**Assignment**
A single figure is required: the number of lines below in which the word "label" occurs.
━━━━━━
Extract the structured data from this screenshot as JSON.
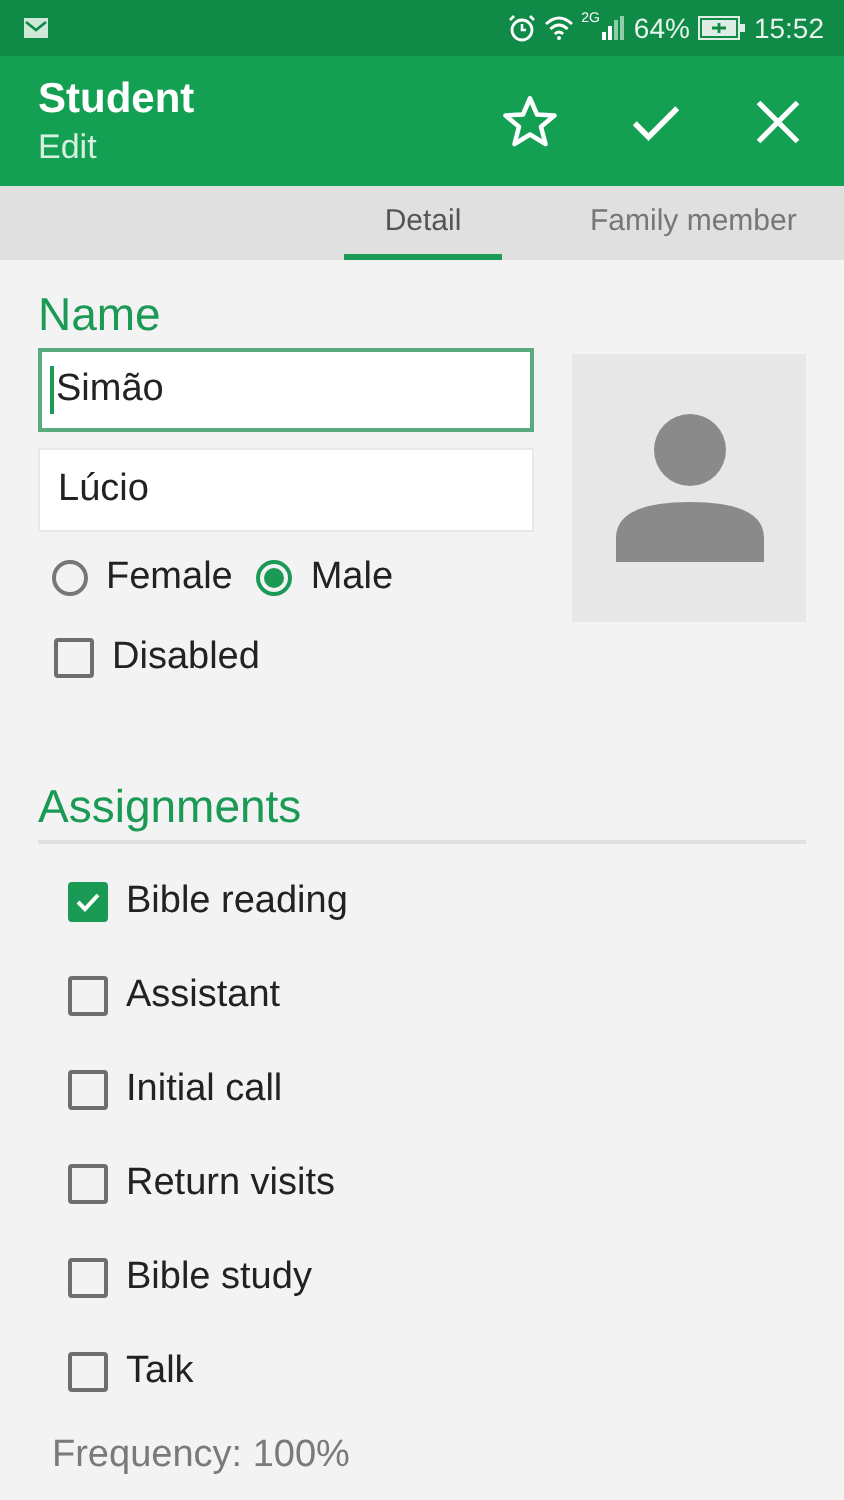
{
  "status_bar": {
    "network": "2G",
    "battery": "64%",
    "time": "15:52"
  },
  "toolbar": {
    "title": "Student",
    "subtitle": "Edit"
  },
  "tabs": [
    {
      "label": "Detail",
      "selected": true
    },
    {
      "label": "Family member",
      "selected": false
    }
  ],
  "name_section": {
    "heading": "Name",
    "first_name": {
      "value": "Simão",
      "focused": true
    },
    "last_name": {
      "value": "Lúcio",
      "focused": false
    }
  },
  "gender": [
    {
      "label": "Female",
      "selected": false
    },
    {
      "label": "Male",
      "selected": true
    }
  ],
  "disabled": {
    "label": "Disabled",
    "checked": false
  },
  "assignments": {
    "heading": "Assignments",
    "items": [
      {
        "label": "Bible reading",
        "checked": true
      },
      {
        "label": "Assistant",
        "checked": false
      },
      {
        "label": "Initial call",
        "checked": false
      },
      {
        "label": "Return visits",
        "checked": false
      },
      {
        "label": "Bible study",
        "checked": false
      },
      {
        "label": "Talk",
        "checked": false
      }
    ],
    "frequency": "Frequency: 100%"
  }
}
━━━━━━
**Response area**
11